Data items
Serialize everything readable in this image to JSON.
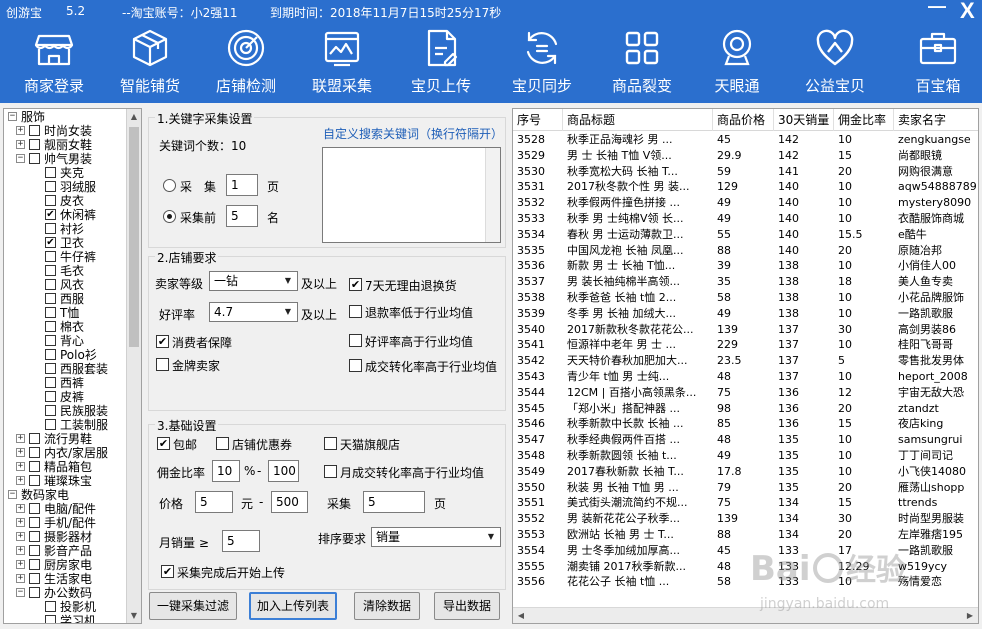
{
  "app": {
    "name": "创游宝",
    "version": "5.2",
    "account": "--淘宝账号：小2强11",
    "expiry": "到期时间：2018年11月7日15时25分17秒"
  },
  "window": {
    "min_icon": "minimize-icon",
    "close_icon": "close-icon",
    "close_glyph": "X",
    "min_glyph": "—"
  },
  "toolbar": [
    {
      "label": "商家登录",
      "icon": "storefront-icon"
    },
    {
      "label": "智能铺货",
      "icon": "box-icon"
    },
    {
      "label": "店铺检测",
      "icon": "radar-icon"
    },
    {
      "label": "联盟采集",
      "icon": "chart-window-icon"
    },
    {
      "label": "宝贝上传",
      "icon": "document-edit-icon"
    },
    {
      "label": "宝贝同步",
      "icon": "sync-icon"
    },
    {
      "label": "商品裂变",
      "icon": "grid-icon"
    },
    {
      "label": "天眼通",
      "icon": "webcam-icon"
    },
    {
      "label": "公益宝贝",
      "icon": "heart-ribbon-icon"
    },
    {
      "label": "百宝箱",
      "icon": "toolbox-icon"
    }
  ],
  "tree": [
    {
      "label": "服饰",
      "level": 0,
      "expander": "−",
      "checkbox": false
    },
    {
      "label": "时尚女装",
      "level": 1,
      "expander": "+",
      "checkbox": true,
      "checked": false
    },
    {
      "label": "靓丽女鞋",
      "level": 1,
      "expander": "+",
      "checkbox": true,
      "checked": false
    },
    {
      "label": "帅气男装",
      "level": 1,
      "expander": "−",
      "checkbox": true,
      "checked": false
    },
    {
      "label": "夹克",
      "level": 2,
      "checkbox": true,
      "checked": false
    },
    {
      "label": "羽绒服",
      "level": 2,
      "checkbox": true,
      "checked": false
    },
    {
      "label": "皮衣",
      "level": 2,
      "checkbox": true,
      "checked": false
    },
    {
      "label": "休闲裤",
      "level": 2,
      "checkbox": true,
      "checked": true
    },
    {
      "label": "衬衫",
      "level": 2,
      "checkbox": true,
      "checked": false
    },
    {
      "label": "卫衣",
      "level": 2,
      "checkbox": true,
      "checked": true
    },
    {
      "label": "牛仔裤",
      "level": 2,
      "checkbox": true,
      "checked": false
    },
    {
      "label": "毛衣",
      "level": 2,
      "checkbox": true,
      "checked": false
    },
    {
      "label": "风衣",
      "level": 2,
      "checkbox": true,
      "checked": false
    },
    {
      "label": "西服",
      "level": 2,
      "checkbox": true,
      "checked": false
    },
    {
      "label": "T恤",
      "level": 2,
      "checkbox": true,
      "checked": false
    },
    {
      "label": "棉衣",
      "level": 2,
      "checkbox": true,
      "checked": false
    },
    {
      "label": "背心",
      "level": 2,
      "checkbox": true,
      "checked": false
    },
    {
      "label": "Polo衫",
      "level": 2,
      "checkbox": true,
      "checked": false
    },
    {
      "label": "西服套装",
      "level": 2,
      "checkbox": true,
      "checked": false
    },
    {
      "label": "西裤",
      "level": 2,
      "checkbox": true,
      "checked": false
    },
    {
      "label": "皮裤",
      "level": 2,
      "checkbox": true,
      "checked": false
    },
    {
      "label": "民族服装",
      "level": 2,
      "checkbox": true,
      "checked": false
    },
    {
      "label": "工装制服",
      "level": 2,
      "checkbox": true,
      "checked": false
    },
    {
      "label": "流行男鞋",
      "level": 1,
      "expander": "+",
      "checkbox": true,
      "checked": false
    },
    {
      "label": "内衣/家居服",
      "level": 1,
      "expander": "+",
      "checkbox": true,
      "checked": false
    },
    {
      "label": "精品箱包",
      "level": 1,
      "expander": "+",
      "checkbox": true,
      "checked": false
    },
    {
      "label": "璀璨珠宝",
      "level": 1,
      "expander": "+",
      "checkbox": true,
      "checked": false
    },
    {
      "label": "数码家电",
      "level": 0,
      "expander": "−",
      "checkbox": false
    },
    {
      "label": "电脑/配件",
      "level": 1,
      "expander": "+",
      "checkbox": true,
      "checked": false
    },
    {
      "label": "手机/配件",
      "level": 1,
      "expander": "+",
      "checkbox": true,
      "checked": false
    },
    {
      "label": "摄影器材",
      "level": 1,
      "expander": "+",
      "checkbox": true,
      "checked": false
    },
    {
      "label": "影音产品",
      "level": 1,
      "expander": "+",
      "checkbox": true,
      "checked": false
    },
    {
      "label": "厨房家电",
      "level": 1,
      "expander": "+",
      "checkbox": true,
      "checked": false
    },
    {
      "label": "生活家电",
      "level": 1,
      "expander": "+",
      "checkbox": true,
      "checked": false
    },
    {
      "label": "办公数码",
      "level": 1,
      "expander": "−",
      "checkbox": true,
      "checked": false
    },
    {
      "label": "投影机",
      "level": 2,
      "checkbox": true,
      "checked": false
    },
    {
      "label": "学习机",
      "level": 2,
      "checkbox": true,
      "checked": false
    }
  ],
  "keyword_section": {
    "legend": "1.关键字采集设置",
    "custom_link": "自定义搜索关键词（换行符隔开）",
    "keyword_count_label": "关键词个数：10",
    "radio_collect_label": "采　集",
    "radio_collect_value": "1",
    "radio_collect_unit": "页",
    "radio_top_label": "采集前",
    "radio_top_value": "5",
    "radio_top_unit": "名",
    "selected_radio": "top"
  },
  "shop_section": {
    "legend": "2.店铺要求",
    "seller_level_label": "卖家等级",
    "seller_level_value": "一钻",
    "seller_level_suffix": "及以上",
    "rating_label": "好评率",
    "rating_value": "4.7",
    "rating_suffix": "及以上",
    "checkboxes": [
      {
        "label": "7天无理由退换货",
        "checked": true
      },
      {
        "label": "退款率低于行业均值",
        "checked": false
      },
      {
        "label": "好评率高于行业均值",
        "checked": false
      },
      {
        "label": "成交转化率高于行业均值",
        "checked": false
      },
      {
        "label": "消费者保障",
        "checked": true
      },
      {
        "label": "金牌卖家",
        "checked": false
      }
    ]
  },
  "basic_section": {
    "legend": "3.基础设置",
    "free_shipping_label": "包邮",
    "free_shipping_checked": true,
    "shop_coupon_label": "店铺优惠券",
    "shop_coupon_checked": false,
    "tmall_label": "天猫旗舰店",
    "tmall_checked": false,
    "commission_label": "佣金比率",
    "commission_min": "10",
    "commission_pct": "%",
    "commission_dash": "-",
    "commission_max": "100",
    "monthly_conv_label": "月成交转化率高于行业均值",
    "monthly_conv_checked": false,
    "price_label": "价格",
    "price_min": "5",
    "price_unit": "元",
    "price_dash": "-",
    "price_max": "500",
    "collect_label": "采集",
    "collect_value": "5",
    "collect_unit": "页",
    "monthly_sales_label": "月销量 ≥",
    "monthly_sales_value": "5",
    "sort_label": "排序要求",
    "sort_value": "销量",
    "auto_upload_label": "采集完成后开始上传",
    "auto_upload_checked": true
  },
  "buttons": {
    "filter": "一键采集过滤",
    "add_upload": "加入上传列表",
    "clear": "清除数据",
    "export": "导出数据"
  },
  "grid": {
    "columns": [
      "序号",
      "商品标题",
      "商品价格",
      "30天销量",
      "佣金比率",
      "卖家名字"
    ],
    "rows": [
      [
        "3528",
        "秋季正品海魂衫 男 ...",
        "45",
        "142",
        "10",
        "zengkuangse"
      ],
      [
        "3529",
        "男 士 长袖 T恤 V领...",
        "29.9",
        "142",
        "15",
        "尚都眼镜"
      ],
      [
        "3530",
        "秋季宽松大码 长袖 T...",
        "59",
        "141",
        "20",
        "网购很满意"
      ],
      [
        "3531",
        "2017秋冬款个性 男 装...",
        "129",
        "140",
        "10",
        "aqw54888789"
      ],
      [
        "3532",
        "秋季假两件撞色拼接 ...",
        "49",
        "140",
        "10",
        "mystery8090"
      ],
      [
        "3533",
        "秋季 男 士纯棉V领 长...",
        "49",
        "140",
        "10",
        "衣酷服饰商城"
      ],
      [
        "3534",
        "春秋 男 士运动薄款卫...",
        "55",
        "140",
        "15.5",
        "e酷牛"
      ],
      [
        "3535",
        "中国风龙袍 长袖 凤凰...",
        "88",
        "140",
        "20",
        "原随冶邦"
      ],
      [
        "3536",
        "新款 男 士 长袖 T恤...",
        "39",
        "138",
        "10",
        "小俏佳人00"
      ],
      [
        "3537",
        "男 装长袖纯棉半高领...",
        "35",
        "138",
        "18",
        "美人鱼专卖"
      ],
      [
        "3538",
        "秋季爸爸 长袖 t恤 2...",
        "58",
        "138",
        "10",
        "小花品牌服饰"
      ],
      [
        "3539",
        "冬季 男 长袖 加绒大...",
        "49",
        "138",
        "10",
        "一路凯歌服"
      ],
      [
        "3540",
        "2017新款秋冬款花花公...",
        "139",
        "137",
        "30",
        "高剑男装86"
      ],
      [
        "3541",
        "恒源祥中老年 男 士 ...",
        "229",
        "137",
        "10",
        "桂阳飞哥哥"
      ],
      [
        "3542",
        "天天特价春秋加肥加大...",
        "23.5",
        "137",
        "5",
        "零售批发男体"
      ],
      [
        "3543",
        "青少年 t恤 男 士纯...",
        "48",
        "137",
        "10",
        "heport_2008"
      ],
      [
        "3544",
        "12CM | 百搭小高领黑条...",
        "75",
        "136",
        "12",
        "宇宙无敌大恐"
      ],
      [
        "3545",
        "「郑小米」搭配神器 ...",
        "98",
        "136",
        "20",
        "ztandzt"
      ],
      [
        "3546",
        "秋季新款中长款 长袖 ...",
        "85",
        "136",
        "15",
        "夜店king"
      ],
      [
        "3547",
        "秋季经典假两件百搭 ...",
        "48",
        "135",
        "10",
        "samsungrui"
      ],
      [
        "3548",
        "秋季新款圆领 长袖 t...",
        "49",
        "135",
        "10",
        "丁丁间司记"
      ],
      [
        "3549",
        "2017春秋新款 长袖 T...",
        "17.8",
        "135",
        "10",
        "小飞侠14080"
      ],
      [
        "3550",
        "秋装 男 长袖 T恤 男 ...",
        "79",
        "135",
        "20",
        "雁荡山shopp"
      ],
      [
        "3551",
        "美式街头潮流简约不规...",
        "75",
        "134",
        "15",
        "ttrends"
      ],
      [
        "3552",
        "男 装新花花公子秋季...",
        "139",
        "134",
        "30",
        "时尚型男服装"
      ],
      [
        "3553",
        "欧洲站 长袖 男 士 T...",
        "88",
        "134",
        "20",
        "左岸雅痞195"
      ],
      [
        "3554",
        "男 士冬季加绒加厚高...",
        "45",
        "133",
        "17",
        "一路凯歌服"
      ],
      [
        "3555",
        "潮卖铺 2017秋季新款...",
        "48",
        "133",
        "12.29",
        "w519ycy"
      ],
      [
        "3556",
        "花花公子 长袖 t恤 ...",
        "58",
        "133",
        "10",
        "殇情爱恋"
      ]
    ]
  }
}
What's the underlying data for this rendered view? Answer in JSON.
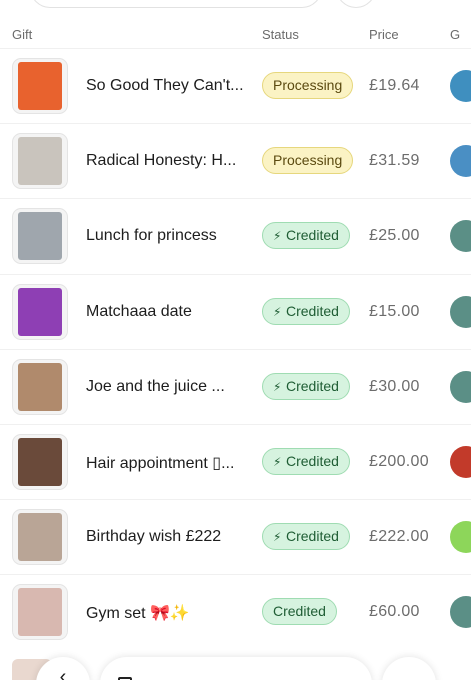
{
  "header": {
    "gift": "Gift",
    "status": "Status",
    "price": "Price",
    "extra": "G"
  },
  "rows": [
    {
      "name": "So Good They Can't...",
      "status": "Processing",
      "status_type": "processing",
      "price": "£19.64",
      "thumb": "book-cover-so-good",
      "thumb_color": "#e8622e",
      "avatar_color": "#3f8fbf"
    },
    {
      "name": "Radical Honesty: H...",
      "status": "Processing",
      "status_type": "processing",
      "price": "£31.59",
      "thumb": "book-cover-radical-honesty",
      "thumb_color": "#c9c4bd",
      "avatar_color": "#4a8fc4"
    },
    {
      "name": "Lunch for princess",
      "status": "Credited",
      "status_type": "credited",
      "price": "£25.00",
      "thumb": "photo-lunch",
      "thumb_color": "#9fa6ad",
      "avatar_color": "#5b8f86"
    },
    {
      "name": "Matchaaa date",
      "status": "Credited",
      "status_type": "credited",
      "price": "£15.00",
      "thumb": "photo-matcha",
      "thumb_color": "#8e3fb4",
      "avatar_color": "#5b8f86"
    },
    {
      "name": "Joe and the juice ...",
      "status": "Credited",
      "status_type": "credited",
      "price": "£30.00",
      "thumb": "photo-juice",
      "thumb_color": "#b08a6c",
      "avatar_color": "#5b8f86"
    },
    {
      "name": "Hair appointment ▯...",
      "status": "Credited",
      "status_type": "credited",
      "price": "£200.00",
      "thumb": "photo-hair",
      "thumb_color": "#6a4a3a",
      "avatar_color": "#c23a2a"
    },
    {
      "name": "Birthday wish £222",
      "status": "Credited",
      "status_type": "credited",
      "price": "£222.00",
      "thumb": "photo-birthday",
      "thumb_color": "#b9a596",
      "avatar_color": "#8dd65a"
    },
    {
      "name": "Gym set 🎀✨",
      "status": "Credited",
      "status_type": "credited",
      "price": "£60.00",
      "thumb": "photo-gym-set",
      "thumb_color": "#d8b8b0",
      "avatar_color": "#5b8f86"
    }
  ],
  "bolt_glyph": "⚡",
  "nav": {
    "back_glyph": "‹",
    "forward_glyph": "→"
  }
}
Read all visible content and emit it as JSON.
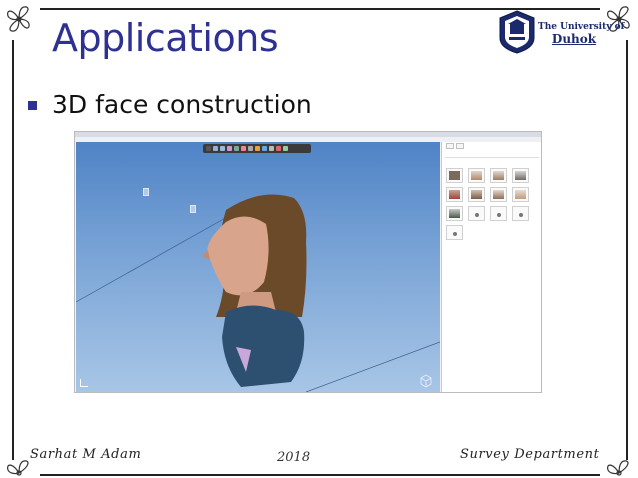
{
  "slide": {
    "title": "Applications",
    "bullet": "3D face construction"
  },
  "logo": {
    "line1": "The University of",
    "line2": "Duhok"
  },
  "footer": {
    "author": "Sarhat M Adam",
    "year": "2018",
    "department": "Survey Department"
  },
  "colors": {
    "title": "#2e3192",
    "viewport_top": "#4f83c6",
    "viewport_bottom": "#a8c6e6"
  },
  "app": {
    "side_panel": {
      "thumbnail_count": 13
    }
  }
}
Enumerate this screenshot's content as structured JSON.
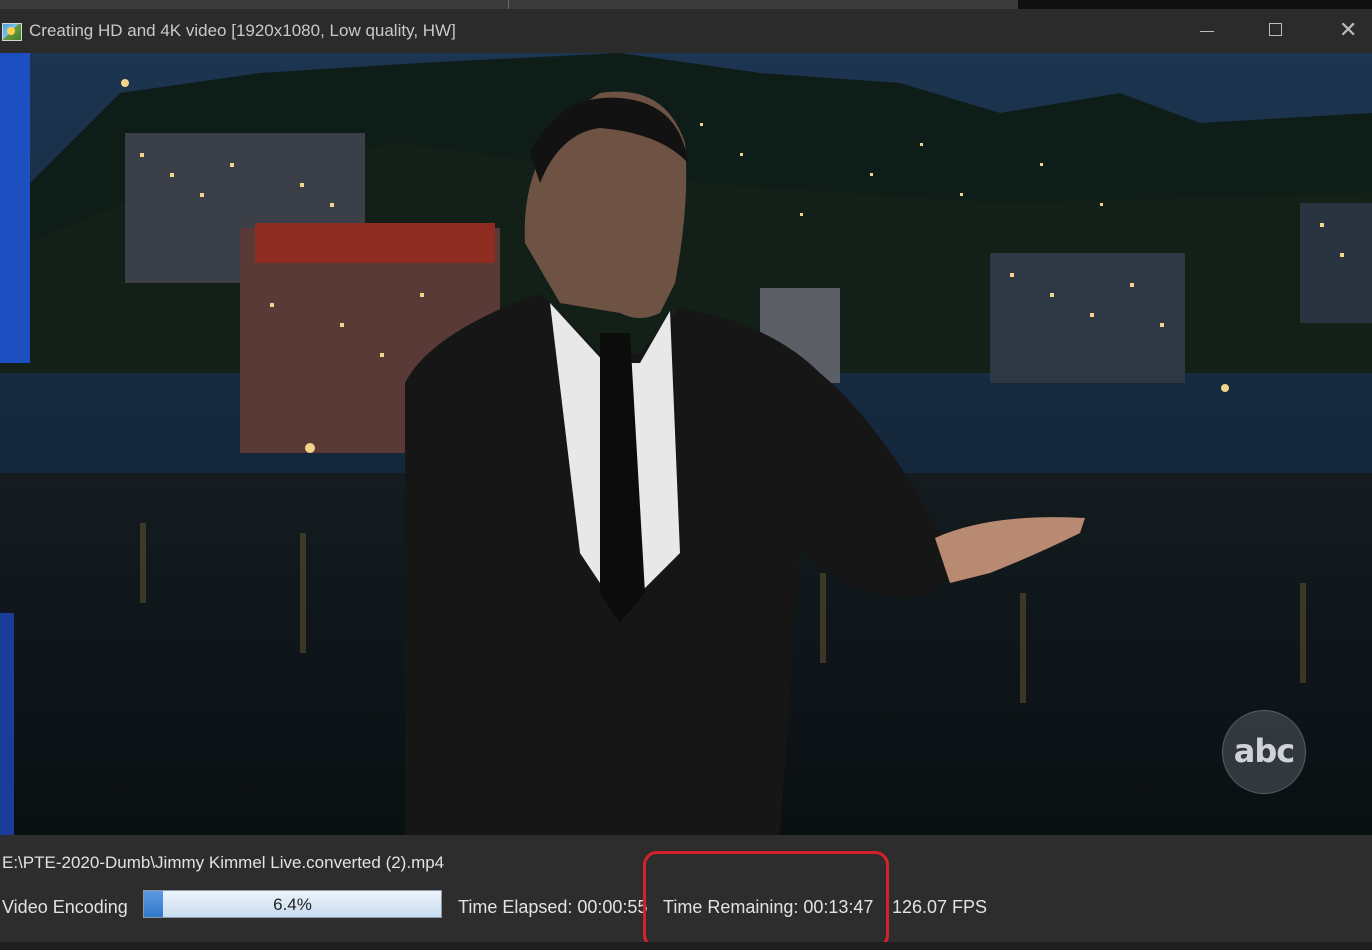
{
  "window": {
    "title": "Creating HD and 4K video [1920x1080, Low quality, HW]",
    "icon": "app-icon"
  },
  "video": {
    "overlay_logo": "abc"
  },
  "status": {
    "file_path": "E:\\PTE-2020-Dumb\\Jimmy Kimmel Live.converted (2).mp4",
    "stage": "Video Encoding",
    "progress_percent": 6.4,
    "progress_label": "6.4%",
    "time_elapsed": "Time Elapsed: 00:00:55",
    "time_remaining": "Time Remaining: 00:13:47",
    "fps": "126.07 FPS"
  },
  "colors": {
    "highlight": "#d3222b",
    "progress_fill": "#2f78c8",
    "background": "#2b2b2b"
  }
}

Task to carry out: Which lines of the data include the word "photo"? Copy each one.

Task result:
      "thumb": "photo-lunch",
      "thumb": "photo-matcha",
      "thumb": "photo-juice",
      "thumb": "photo-hair",
      "thumb": "photo-birthday",
      "thumb": "photo-gym-set",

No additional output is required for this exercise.